And here is my point: This not a small town anymore. But the pool of people who are truly engaged is very small. So my advice is to be extremely careful when posting stuff. Don’t write anything you wouldn’t say to my face. And once you’ve said yer peace? Let it go! This is not national politics. The rules should be different. Take it easy on the campaigning by proxy bullshit. That’s not your job. That’s the candidate’s job (the campaigning, not the bullshit. 😀 ) . Because, at the end of the day? We have to live and work together.

And I say this for a very practical reason:

I think y’all should want and encourage participation from candidates and electeds. At the end of the day, their words are what will matter.

But if you treat them as harshly as some of you now do, as if this is all some sort of ‘contact sport’ where one can just say whatever you want and then see what it kicks up? You pretty much guarantee that no candidate or elected will ever want to engage with anyone on social media. And that would leave us right where we are now–in a black hole of constant half-truths, speculations and rumour, completely removed from city hall. Is that what you really want?

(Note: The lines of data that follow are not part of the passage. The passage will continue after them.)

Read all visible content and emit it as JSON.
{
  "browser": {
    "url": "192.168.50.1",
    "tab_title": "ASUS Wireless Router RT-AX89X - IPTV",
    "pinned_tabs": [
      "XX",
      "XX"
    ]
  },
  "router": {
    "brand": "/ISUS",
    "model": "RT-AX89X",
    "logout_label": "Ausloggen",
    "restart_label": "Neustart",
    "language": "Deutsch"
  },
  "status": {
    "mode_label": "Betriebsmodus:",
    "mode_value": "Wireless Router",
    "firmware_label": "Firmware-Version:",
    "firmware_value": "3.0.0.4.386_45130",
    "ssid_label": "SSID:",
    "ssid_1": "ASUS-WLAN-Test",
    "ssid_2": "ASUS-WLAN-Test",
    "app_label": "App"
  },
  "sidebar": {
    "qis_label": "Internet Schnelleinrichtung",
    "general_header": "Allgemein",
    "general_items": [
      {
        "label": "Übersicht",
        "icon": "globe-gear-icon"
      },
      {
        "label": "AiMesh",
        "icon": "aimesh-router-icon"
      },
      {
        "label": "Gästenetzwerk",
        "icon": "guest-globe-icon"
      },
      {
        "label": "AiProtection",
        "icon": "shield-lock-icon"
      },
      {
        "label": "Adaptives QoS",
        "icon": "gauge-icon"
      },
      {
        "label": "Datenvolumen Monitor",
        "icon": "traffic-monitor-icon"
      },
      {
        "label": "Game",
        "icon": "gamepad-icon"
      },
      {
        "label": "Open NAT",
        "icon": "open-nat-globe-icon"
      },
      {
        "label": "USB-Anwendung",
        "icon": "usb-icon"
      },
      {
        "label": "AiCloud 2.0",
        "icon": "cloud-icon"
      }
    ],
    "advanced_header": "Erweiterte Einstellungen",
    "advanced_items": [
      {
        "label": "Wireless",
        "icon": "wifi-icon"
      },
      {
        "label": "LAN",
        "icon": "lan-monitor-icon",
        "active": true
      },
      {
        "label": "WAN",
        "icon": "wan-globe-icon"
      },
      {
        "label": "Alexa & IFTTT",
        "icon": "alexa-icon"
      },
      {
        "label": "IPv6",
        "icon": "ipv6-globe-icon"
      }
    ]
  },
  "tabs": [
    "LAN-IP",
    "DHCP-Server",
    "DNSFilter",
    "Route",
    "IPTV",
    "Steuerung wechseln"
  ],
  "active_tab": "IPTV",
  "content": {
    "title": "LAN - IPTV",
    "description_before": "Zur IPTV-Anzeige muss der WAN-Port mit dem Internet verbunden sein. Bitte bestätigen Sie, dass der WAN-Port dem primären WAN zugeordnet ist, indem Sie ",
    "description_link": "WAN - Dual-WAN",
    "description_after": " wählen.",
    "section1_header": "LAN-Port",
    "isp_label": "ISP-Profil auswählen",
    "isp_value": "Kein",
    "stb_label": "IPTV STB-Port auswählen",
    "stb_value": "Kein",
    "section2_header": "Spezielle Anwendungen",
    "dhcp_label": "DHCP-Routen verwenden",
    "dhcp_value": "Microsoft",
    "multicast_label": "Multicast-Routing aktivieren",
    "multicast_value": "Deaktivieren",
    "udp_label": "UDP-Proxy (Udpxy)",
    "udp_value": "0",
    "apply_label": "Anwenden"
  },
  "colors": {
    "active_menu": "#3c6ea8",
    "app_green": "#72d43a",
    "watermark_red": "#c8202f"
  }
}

IMO that would not be a good thing for a city with no newspaper and no objective news coverage.

Don’t ignore real issues, for sure. But please: try to be a bit more careful.

I have spoken. 😉

Saving The Masonic Home

Posted on Categories 2019 Campaigning, Neighborhoods, Policy

The Masonic Home is truly unique in Puget Sound and one of the only remaining pieces of real architectural history in Des Moines. In the video, I use the word ‘dignity’ quite intentionally. The place has great dignity. And if we lose this magnificent structure and these beautiful grounds, we will be robbing future generations.

This is not just another real estate sale.The city needs to make every effort to intervene with the owners and make sure the property is put to a use that is in the best long-term interest of Des Moines. To me, that means preservation.

What is maddening to me is the constant state of uncertainty. The fact that the public never seems to know what is going on with iconic projects like this.

If you want more information on historic preservation (or anything else related to municipal government, the MRSC is always a good good place to look. You can also search the Des Moines Municipal Code 18.125.